"They then visit the original site of La Trattoria Terrazza, opened in 1959 by two former waiters Mario Cassandro and Franco Lagattolla, considered to be one of the first restaurants serving authentic Italian cuisine."
The synopsis is longer but the programme's only twenty five minutes and surprises are always good. Not so good is the accompanying photograph which will make you automatically hungry.


Nature Weevils to the rescue: Tiny bugs released in Union County (New Jersey) to attack 'mile-a-minute' weed:
"The battlefield lies in Union County, along a stretch of the verdant Watchung Reservation.

"The invader: a rapacious Asian weed that has spread unchecked since Hurricane Sandy, swallowing trees, hillsides and rocks and smothering all beneath it.

"The defender: A six-legged speck of a bug known as Rhinoncomimus latipes, a variety of weevil.

"Yesterday, the war began."
Dun, dun, daaan.


Nature Laura Davis of the Liverpool Daily Post remembers one of her favourite teachers:
"This was a good example of what sort of teacher she was.
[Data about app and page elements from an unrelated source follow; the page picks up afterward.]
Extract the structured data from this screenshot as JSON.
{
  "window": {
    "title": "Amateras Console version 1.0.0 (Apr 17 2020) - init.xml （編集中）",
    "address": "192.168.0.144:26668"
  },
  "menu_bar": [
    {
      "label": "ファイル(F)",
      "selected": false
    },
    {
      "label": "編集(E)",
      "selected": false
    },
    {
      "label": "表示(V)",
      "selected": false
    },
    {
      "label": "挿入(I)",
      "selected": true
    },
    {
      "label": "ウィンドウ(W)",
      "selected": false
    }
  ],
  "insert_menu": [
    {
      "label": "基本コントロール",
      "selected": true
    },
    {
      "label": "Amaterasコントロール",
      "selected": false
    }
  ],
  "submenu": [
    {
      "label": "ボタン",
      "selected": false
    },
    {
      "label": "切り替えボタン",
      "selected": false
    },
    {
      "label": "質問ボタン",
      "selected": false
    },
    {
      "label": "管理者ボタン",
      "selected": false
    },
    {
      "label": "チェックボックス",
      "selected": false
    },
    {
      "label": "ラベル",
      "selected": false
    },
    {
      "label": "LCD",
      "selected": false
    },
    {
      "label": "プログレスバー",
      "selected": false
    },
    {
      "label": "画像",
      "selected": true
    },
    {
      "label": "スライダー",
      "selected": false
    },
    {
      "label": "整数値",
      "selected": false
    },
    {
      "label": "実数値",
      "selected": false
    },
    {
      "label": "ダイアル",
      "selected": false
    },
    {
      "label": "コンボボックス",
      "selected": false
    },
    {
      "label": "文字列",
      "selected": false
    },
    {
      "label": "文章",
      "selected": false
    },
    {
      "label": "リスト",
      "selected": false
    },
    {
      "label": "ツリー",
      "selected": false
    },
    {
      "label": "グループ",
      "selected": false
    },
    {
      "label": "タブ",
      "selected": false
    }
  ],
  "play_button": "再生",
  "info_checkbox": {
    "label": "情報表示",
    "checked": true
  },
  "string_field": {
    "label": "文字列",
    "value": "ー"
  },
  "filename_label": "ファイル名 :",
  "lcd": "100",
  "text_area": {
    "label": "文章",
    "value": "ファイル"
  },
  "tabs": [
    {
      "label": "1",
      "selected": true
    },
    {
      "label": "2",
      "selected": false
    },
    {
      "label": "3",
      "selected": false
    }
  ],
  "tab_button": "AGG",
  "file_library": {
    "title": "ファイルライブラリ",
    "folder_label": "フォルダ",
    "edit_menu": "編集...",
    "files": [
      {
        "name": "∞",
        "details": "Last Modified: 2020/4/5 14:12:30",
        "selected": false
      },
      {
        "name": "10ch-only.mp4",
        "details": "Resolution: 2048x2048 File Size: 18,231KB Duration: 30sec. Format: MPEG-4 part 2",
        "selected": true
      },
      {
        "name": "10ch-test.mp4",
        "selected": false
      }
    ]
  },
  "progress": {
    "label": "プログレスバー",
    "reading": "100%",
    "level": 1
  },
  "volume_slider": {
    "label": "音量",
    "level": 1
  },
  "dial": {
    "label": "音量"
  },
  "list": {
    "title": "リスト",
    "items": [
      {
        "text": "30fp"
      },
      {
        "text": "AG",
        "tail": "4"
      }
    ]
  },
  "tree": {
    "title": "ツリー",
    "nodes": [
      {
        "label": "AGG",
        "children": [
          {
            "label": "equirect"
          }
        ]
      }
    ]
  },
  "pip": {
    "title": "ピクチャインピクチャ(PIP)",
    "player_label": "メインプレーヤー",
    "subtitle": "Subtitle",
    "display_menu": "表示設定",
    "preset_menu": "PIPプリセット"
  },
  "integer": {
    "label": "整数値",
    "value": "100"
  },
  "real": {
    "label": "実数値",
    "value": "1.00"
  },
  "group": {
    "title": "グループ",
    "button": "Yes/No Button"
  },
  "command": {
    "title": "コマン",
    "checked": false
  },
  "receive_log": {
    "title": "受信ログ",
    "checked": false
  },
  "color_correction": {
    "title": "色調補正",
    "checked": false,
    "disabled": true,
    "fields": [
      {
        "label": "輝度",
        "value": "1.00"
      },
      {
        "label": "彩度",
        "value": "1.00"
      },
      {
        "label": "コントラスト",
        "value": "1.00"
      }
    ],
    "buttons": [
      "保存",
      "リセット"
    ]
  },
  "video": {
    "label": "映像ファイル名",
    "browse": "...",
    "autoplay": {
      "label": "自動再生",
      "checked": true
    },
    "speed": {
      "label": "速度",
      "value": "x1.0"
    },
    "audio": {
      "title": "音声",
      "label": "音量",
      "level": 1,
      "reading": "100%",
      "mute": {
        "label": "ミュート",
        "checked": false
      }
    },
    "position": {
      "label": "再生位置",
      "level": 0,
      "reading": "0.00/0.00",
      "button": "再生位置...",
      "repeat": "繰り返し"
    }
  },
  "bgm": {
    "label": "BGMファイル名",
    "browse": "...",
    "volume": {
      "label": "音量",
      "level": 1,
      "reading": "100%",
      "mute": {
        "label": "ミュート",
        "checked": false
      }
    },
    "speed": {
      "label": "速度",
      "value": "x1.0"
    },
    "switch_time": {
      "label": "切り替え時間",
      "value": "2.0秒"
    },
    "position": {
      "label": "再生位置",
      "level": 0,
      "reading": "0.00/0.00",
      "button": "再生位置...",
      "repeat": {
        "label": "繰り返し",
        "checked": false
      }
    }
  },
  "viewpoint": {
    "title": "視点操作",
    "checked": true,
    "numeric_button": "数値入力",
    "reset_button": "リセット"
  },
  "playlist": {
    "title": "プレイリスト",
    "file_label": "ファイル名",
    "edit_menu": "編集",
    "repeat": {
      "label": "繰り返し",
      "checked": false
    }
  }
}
A boy in our class was painfully shy but knew all the names of dinosaurs so she made it the subject of our class’s “special project”, gave him the title “Professor Philidocus” (his real name was Philip) and told us to ask him for help with pronunciations of words like Pterodactyl and Pteranodon (I just had to look up those spellings, no longer having the Prof around for assistance)."
Apparently, though I only have a hazy memory of this but it's been repeated by my parents enough times, on the first day of primary school during the mass assembly we were asked for the name of a composer and I stuck my hand up and said Tchaikovsky. I hadn't heard properly and they'd actually been asking for a "local" composer and meant John Lennon (this was in 1979), but were nevertheless impressed that I'd even heard of the Russian composer let alone pronounce his name at the age of five. From that moment on I was encouraged by teachers just like this. Not entirely sure I repaid their faith in me, but there you go.